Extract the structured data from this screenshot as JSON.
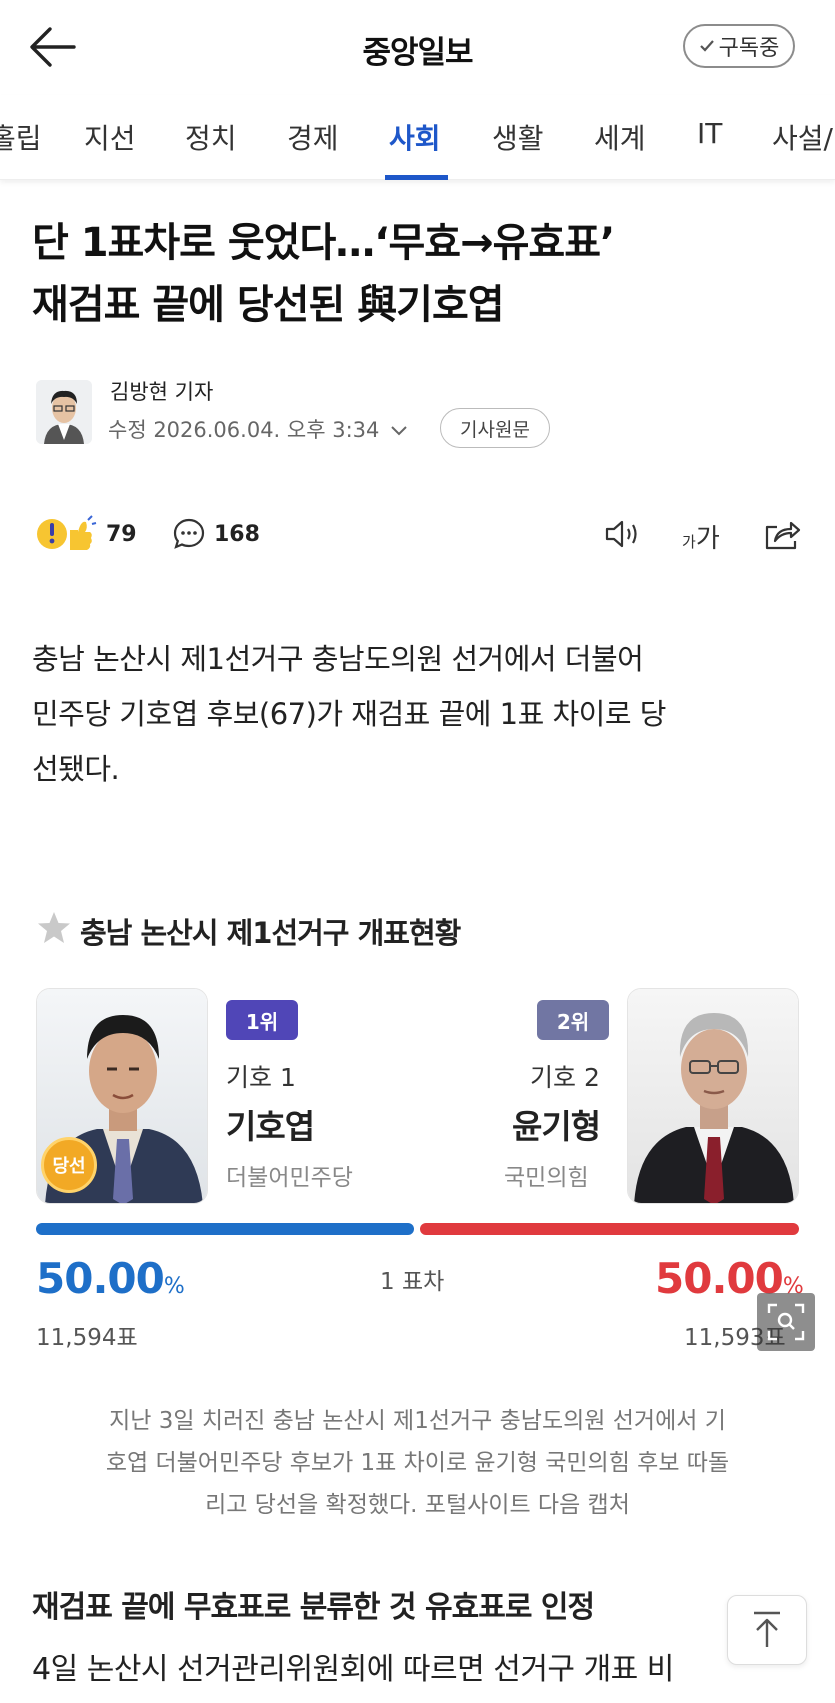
{
  "header": {
    "brand": "중앙일보",
    "subscribe_label": "구독중"
  },
  "nav": {
    "tabs": [
      "홀립",
      "지선",
      "정치",
      "경제",
      "사회",
      "생활",
      "세계",
      "IT",
      "사설/"
    ],
    "active": "사회"
  },
  "article": {
    "headline_lines": [
      "단 1표차로 웃었다…‘무효→유효표’",
      "재검표 끝에 당선된 與기호엽"
    ],
    "author": "김방현 기자",
    "date": "수정 2026.06.04. 오후 3:34",
    "original_label": "기사원문",
    "reactions": "79",
    "comments": "168",
    "fontsize_small": "가",
    "fontsize_large": "가",
    "lead_lines": [
      "충남 논산시 제1선거구 충남도의원 선거에서 더불어",
      "민주당 기호엽 후보(67)가 재검표 끝에 1표 차이로 당",
      "선됐다."
    ]
  },
  "election_card": {
    "title": "충남 논산시 제1선거구 개표현황",
    "diff_label": "1 표차",
    "winner_badge": "당선",
    "candidates": [
      {
        "rank": "1위",
        "number": "기호 1",
        "name": "기호엽",
        "party": "더불어민주당",
        "pct": "50.00",
        "pct_unit": "%",
        "votes": "11,594표",
        "color": "#1e6fc8"
      },
      {
        "rank": "2위",
        "number": "기호 2",
        "name": "윤기형",
        "party": "국민의힘",
        "pct": "50.00",
        "pct_unit": "%",
        "votes": "11,593표",
        "color": "#e03a3e"
      }
    ]
  },
  "caption_lines": [
    "지난 3일 치러진 충남 논산시 제1선거구 충남도의원 선거에서 기",
    "호엽 더불어민주당 후보가 1표 차이로 윤기형 국민의힘 후보 따돌",
    "리고 당선을 확정했다. 포털사이트 다음 캡처"
  ],
  "subheading": "재검표 끝에 무효표로 분류한 것 유효표로 인정",
  "body_line": "4일 논산시 선거관리위원회에 따르면 선거구 개표 비"
}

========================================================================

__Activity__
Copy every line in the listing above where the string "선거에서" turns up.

__Output for this exercise__
      "충남 논산시 제1선거구 충남도의원 선거에서 더불어",
    "지난 3일 치러진 충남 논산시 제1선거구 충남도의원 선거에서 기",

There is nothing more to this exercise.